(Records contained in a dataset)
********

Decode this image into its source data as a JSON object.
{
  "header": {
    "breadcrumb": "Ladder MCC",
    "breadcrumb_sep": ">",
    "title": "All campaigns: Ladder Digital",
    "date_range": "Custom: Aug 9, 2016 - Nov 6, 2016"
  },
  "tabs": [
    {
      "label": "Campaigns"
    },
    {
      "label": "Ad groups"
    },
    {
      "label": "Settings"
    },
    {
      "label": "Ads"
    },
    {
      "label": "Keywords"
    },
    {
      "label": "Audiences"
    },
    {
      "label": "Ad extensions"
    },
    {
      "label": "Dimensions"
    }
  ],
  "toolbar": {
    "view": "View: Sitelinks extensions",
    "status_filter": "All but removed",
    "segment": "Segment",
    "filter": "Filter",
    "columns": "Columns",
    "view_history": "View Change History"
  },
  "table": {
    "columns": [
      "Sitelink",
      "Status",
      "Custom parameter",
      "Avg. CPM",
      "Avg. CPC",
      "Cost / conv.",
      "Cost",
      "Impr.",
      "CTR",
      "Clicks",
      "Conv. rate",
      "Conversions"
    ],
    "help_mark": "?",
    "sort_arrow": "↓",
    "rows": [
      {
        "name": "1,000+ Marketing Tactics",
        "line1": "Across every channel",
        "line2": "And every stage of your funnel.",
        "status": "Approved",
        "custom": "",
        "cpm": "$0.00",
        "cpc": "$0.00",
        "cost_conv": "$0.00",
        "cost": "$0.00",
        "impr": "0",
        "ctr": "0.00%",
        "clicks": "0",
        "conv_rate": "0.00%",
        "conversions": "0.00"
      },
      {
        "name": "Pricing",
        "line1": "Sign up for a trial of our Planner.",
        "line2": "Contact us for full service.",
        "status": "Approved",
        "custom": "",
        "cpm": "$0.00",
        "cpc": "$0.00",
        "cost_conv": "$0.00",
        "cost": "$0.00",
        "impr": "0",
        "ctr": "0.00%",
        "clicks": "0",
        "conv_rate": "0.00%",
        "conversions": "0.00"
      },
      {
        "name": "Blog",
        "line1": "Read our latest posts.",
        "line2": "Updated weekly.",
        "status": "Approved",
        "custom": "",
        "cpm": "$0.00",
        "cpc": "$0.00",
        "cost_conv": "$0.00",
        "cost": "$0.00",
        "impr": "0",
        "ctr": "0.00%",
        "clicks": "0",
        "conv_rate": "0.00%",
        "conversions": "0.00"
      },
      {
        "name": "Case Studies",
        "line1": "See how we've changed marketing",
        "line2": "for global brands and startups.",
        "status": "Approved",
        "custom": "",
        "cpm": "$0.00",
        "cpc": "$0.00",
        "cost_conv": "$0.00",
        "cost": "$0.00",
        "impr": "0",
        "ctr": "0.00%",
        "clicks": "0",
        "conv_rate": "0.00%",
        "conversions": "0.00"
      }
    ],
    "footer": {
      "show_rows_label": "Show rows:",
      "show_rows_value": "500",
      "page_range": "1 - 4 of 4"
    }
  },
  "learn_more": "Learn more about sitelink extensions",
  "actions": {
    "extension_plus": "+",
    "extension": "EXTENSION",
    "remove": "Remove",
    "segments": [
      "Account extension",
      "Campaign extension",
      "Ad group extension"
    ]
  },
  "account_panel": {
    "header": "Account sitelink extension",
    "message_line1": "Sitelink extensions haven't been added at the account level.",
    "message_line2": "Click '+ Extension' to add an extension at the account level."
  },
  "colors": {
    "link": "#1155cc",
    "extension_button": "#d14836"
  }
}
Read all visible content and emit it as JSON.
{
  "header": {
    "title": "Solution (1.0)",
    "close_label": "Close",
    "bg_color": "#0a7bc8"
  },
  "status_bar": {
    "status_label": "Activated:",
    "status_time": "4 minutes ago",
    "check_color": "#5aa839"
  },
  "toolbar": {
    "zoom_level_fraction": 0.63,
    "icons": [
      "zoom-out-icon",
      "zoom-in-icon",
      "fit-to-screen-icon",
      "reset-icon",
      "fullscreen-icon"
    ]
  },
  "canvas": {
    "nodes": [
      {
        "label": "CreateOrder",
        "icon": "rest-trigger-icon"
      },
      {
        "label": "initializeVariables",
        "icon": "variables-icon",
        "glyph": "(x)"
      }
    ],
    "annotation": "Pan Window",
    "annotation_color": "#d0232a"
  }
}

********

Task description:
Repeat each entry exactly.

Exercise solution:
Decode this image into its source data as a JSON object.
{
  "header": {
    "breadcrumb": "Ladder MCC",
    "breadcrumb_sep": ">",
    "title": "All campaigns: Ladder Digital",
    "date_range": "Custom: Aug 9, 2016 - Nov 6, 2016"
  },
  "tabs": [
    {
      "label": "Campaigns"
    },
    {
      "label": "Ad groups"
    },
    {
      "label": "Settings"
    },
    {
      "label": "Ads"
    },
    {
      "label": "Keywords"
    },
    {
      "label": "Audiences"
    },
    {
      "label": "Ad extensions"
    },
    {
      "label": "Dimensions"
    }
  ],
  "toolbar": {
    "view": "View: Sitelinks extensions",
    "status_filter": "All but removed",
    "segment": "Segment",
    "filter": "Filter",
    "columns": "Columns",
    "view_history": "View Change History"
  },
  "table": {
    "columns": [
      "Sitelink",
      "Status",
      "Custom parameter",
      "Avg. CPM",
      "Avg. CPC",
      "Cost / conv.",
      "Cost",
      "Impr.",
      "CTR",
      "Clicks",
      "Conv. rate",
      "Conversions"
    ],
    "help_mark": "?",
    "sort_arrow": "↓",
    "rows": [
      {
        "name": "1,000+ Marketing Tactics",
        "line1": "Across every channel",
        "line2": "And every stage of your funnel.",
        "status": "Approved",
        "custom": "",
        "cpm": "$0.00",
        "cpc": "$0.00",
        "cost_conv": "$0.00",
        "cost": "$0.00",
        "impr": "0",
        "ctr": "0.00%",
        "clicks": "0",
        "conv_rate": "0.00%",
        "conversions": "0.00"
      },
      {
        "name": "Pricing",
        "line1": "Sign up for a trial of our Planner.",
        "line2": "Contact us for full service.",
        "status": "Approved",
        "custom": "",
        "cpm": "$0.00",
        "cpc": "$0.00",
        "cost_conv": "$0.00",
        "cost": "$0.00",
        "impr": "0",
        "ctr": "0.00%",
        "clicks": "0",
        "conv_rate": "0.00%",
        "conversions": "0.00"
      },
      {
        "name": "Blog",
        "line1": "Read our latest posts.",
        "line2": "Updated weekly.",
        "status": "Approved",
        "custom": "",
        "cpm": "$0.00",
        "cpc": "$0.00",
        "cost_conv": "$0.00",
        "cost": "$0.00",
        "impr": "0",
        "ctr": "0.00%",
        "clicks": "0",
        "conv_rate": "0.00%",
        "conversions": "0.00"
      },
      {
        "name": "Case Studies",
        "line1": "See how we've changed marketing",
        "line2": "for global brands and startups.",
        "status": "Approved",
        "custom": "",
        "cpm": "$0.00",
        "cpc": "$0.00",
        "cost_conv": "$0.00",
        "cost": "$0.00",
        "impr": "0",
        "ctr": "0.00%",
        "clicks": "0",
        "conv_rate": "0.00%",
        "conversions": "0.00"
      }
    ],
    "footer": {
      "show_rows_label": "Show rows:",
      "show_rows_value": "500",
      "page_range": "1 - 4 of 4"
    }
  },
  "learn_more": "Learn more about sitelink extensions",
  "actions": {
    "extension_plus": "+",
    "extension": "EXTENSION",
    "remove": "Remove",
    "segments": [
      "Account extension",
      "Campaign extension",
      "Ad group extension"
    ]
  },
  "account_panel": {
    "header": "Account sitelink extension",
    "message_line1": "Sitelink extensions haven't been added at the account level.",
    "message_line2": "Click '+ Extension' to add an extension at the account level."
  },
  "colors": {
    "link": "#1155cc",
    "extension_button": "#d14836"
  }
}
Read all visible content and emit it as JSON.
{
  "header": {
    "title": "Solution (1.0)",
    "close_label": "Close",
    "bg_color": "#0a7bc8"
  },
  "status_bar": {
    "status_label": "Activated:",
    "status_time": "4 minutes ago",
    "check_color": "#5aa839"
  },
  "toolbar": {
    "zoom_level_fraction": 0.63,
    "icons": [
      "zoom-out-icon",
      "zoom-in-icon",
      "fit-to-screen-icon",
      "reset-icon",
      "fullscreen-icon"
    ]
  },
  "canvas": {
    "nodes": [
      {
        "label": "CreateOrder",
        "icon": "rest-trigger-icon"
      },
      {
        "label": "initializeVariables",
        "icon": "variables-icon",
        "glyph": "(x)"
      }
    ],
    "annotation": "Pan Window",
    "annotation_color": "#d0232a"
  }
}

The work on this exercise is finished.